Promise this point isn’t a contradiction from the last, even if it seems paradoxical. Let’s think of having a well-rounded workout plan as stocking our kitchen. Provides novelty. Looks great. Keeps us ENGAGED. If we aren’t well-stocked we have limited ingredients. If we have the same ingredients over and over, we are going to get bored. But you still need a goal. You need a recipe that produces a result. If you fall in love too much with constant variety, you will inhibit your progress and the final “dish” likely won’t be delicious. A smoothie and pizza might taste good on their own but you surely don’t want to mix them. I see this a lot in clients that I have train.

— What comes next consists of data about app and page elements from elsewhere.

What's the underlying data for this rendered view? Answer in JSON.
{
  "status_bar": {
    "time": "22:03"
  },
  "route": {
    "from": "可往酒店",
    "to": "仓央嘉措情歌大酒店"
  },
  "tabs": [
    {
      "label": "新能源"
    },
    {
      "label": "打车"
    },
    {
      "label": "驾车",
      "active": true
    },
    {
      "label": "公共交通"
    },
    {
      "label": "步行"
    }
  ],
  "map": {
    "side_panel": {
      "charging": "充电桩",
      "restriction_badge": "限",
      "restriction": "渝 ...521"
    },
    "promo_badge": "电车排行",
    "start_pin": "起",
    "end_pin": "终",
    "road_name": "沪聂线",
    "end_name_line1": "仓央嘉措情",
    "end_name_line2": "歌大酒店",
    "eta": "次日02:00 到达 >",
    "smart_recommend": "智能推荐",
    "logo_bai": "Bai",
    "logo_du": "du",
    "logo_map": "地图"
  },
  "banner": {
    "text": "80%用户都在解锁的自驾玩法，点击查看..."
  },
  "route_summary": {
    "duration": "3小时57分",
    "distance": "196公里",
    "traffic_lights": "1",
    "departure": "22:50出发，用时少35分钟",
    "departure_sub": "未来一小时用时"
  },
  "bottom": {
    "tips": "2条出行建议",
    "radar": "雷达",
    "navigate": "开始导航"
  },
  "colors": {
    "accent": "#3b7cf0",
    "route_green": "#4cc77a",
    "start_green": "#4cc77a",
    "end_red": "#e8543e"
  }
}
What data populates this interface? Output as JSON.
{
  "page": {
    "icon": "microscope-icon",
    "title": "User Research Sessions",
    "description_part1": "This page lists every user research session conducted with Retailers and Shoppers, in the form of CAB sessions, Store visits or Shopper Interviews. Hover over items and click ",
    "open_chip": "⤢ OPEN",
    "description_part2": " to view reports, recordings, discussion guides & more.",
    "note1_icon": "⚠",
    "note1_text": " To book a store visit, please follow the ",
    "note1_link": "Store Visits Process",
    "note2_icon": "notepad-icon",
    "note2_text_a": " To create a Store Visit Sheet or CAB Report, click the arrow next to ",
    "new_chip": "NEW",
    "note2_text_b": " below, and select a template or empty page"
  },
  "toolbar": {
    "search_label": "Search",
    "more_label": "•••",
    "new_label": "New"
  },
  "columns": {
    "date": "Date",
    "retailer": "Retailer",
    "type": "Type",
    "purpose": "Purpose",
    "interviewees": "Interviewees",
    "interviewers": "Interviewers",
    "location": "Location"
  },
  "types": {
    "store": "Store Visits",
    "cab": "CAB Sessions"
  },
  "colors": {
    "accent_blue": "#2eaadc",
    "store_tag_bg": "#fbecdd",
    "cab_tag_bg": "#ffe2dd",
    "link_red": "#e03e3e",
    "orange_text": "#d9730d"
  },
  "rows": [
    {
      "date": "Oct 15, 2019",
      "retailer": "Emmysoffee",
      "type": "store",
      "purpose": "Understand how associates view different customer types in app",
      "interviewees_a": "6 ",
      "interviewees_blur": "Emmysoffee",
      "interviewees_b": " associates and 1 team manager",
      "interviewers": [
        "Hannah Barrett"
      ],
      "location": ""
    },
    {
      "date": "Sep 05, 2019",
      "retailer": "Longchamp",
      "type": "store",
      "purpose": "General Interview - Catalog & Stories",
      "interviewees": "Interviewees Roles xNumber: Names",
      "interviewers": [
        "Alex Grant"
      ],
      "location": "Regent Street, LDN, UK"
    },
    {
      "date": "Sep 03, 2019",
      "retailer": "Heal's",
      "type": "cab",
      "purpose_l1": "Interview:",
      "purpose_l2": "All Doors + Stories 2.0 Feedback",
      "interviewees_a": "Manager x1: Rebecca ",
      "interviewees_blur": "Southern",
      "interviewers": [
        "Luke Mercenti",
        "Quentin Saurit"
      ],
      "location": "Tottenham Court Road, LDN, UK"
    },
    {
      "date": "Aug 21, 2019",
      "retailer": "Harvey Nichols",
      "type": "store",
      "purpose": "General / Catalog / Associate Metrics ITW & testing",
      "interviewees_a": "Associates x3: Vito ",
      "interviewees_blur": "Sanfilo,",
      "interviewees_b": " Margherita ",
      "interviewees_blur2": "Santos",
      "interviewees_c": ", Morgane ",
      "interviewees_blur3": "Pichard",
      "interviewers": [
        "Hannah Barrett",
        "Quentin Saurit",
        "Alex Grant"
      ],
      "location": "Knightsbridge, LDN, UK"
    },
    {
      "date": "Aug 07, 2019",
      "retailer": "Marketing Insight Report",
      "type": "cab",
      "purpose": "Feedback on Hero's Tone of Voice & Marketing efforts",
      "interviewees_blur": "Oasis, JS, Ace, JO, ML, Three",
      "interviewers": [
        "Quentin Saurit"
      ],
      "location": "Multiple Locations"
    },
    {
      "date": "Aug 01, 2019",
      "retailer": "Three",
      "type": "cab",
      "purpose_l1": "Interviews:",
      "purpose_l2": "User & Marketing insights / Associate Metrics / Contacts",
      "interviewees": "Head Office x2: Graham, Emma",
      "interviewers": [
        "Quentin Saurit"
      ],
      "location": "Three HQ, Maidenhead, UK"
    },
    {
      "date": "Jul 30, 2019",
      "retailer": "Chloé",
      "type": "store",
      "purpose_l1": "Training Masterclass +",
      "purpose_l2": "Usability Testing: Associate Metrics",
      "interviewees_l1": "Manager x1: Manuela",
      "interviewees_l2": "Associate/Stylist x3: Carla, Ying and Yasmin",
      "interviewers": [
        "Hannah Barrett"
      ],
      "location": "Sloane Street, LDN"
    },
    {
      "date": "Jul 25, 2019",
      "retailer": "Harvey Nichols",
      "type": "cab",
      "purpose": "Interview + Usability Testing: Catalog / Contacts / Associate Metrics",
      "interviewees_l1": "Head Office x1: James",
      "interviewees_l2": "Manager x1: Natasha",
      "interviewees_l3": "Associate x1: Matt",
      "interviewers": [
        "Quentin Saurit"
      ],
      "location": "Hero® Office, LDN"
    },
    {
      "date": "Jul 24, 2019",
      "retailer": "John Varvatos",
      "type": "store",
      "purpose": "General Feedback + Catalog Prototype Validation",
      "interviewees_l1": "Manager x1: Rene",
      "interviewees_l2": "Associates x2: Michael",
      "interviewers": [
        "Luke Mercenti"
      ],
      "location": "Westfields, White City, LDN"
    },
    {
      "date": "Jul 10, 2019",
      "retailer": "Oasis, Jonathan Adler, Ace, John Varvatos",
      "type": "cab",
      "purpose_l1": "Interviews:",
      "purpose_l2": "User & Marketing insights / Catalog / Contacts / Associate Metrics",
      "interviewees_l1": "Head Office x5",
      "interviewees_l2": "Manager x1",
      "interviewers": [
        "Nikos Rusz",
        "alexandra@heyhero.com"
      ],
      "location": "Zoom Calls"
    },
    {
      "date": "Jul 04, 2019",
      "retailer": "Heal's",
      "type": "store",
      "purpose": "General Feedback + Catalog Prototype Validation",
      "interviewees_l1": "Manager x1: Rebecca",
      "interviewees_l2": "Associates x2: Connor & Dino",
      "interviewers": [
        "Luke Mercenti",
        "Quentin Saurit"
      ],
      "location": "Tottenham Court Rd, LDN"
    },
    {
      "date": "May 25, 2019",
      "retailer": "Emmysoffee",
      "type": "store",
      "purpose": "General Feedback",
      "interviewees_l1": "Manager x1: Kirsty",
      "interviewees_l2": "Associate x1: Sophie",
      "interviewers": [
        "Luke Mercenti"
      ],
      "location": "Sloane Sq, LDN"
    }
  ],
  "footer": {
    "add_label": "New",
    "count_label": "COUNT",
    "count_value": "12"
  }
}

They are trying everything but getting nothing.
Allow yourself to have 3–4 week blocks in which you know you’re moving towards a specific desire even if you use multiple tools to get there. Be specific so you work towards a goal. That recipe. But remember, the recipe can have many ingredients.
To make this concrete, say you have a goal of being a better runner but don’t really want to train for a race or anything performance focused. You also get bored just only running. You never finish the 4 week run block. So instead of running 6 days a week you can do a spin class, yoga class, a HIIT or strength session, run 2x a week and sprinkle in recovery/mobility sessions. At the end of 4 weeks your running will likely have improved. Would it have improved more if you only did running sessions? Probably. But you wouldn’t have finished the plan so what does it matter! This is how we can combine variety with specificity and make the decision later to hone in on specificity more once you find an activity you’re absolutely in love with.
8. Community Builds Immunity!
Look, this one doesn’t need to drawn out. Find your tribe. Bring in a family member. Join an online group. The more individuals you can be accountable to and that KNOW you want to get a bit healthier, the easier it will be. Research backs this up 10x. This is a mix of both motivation and guilt because you don’t want to let anyone down. And in this age of social currency, our reputation and health might be the most valuable things out.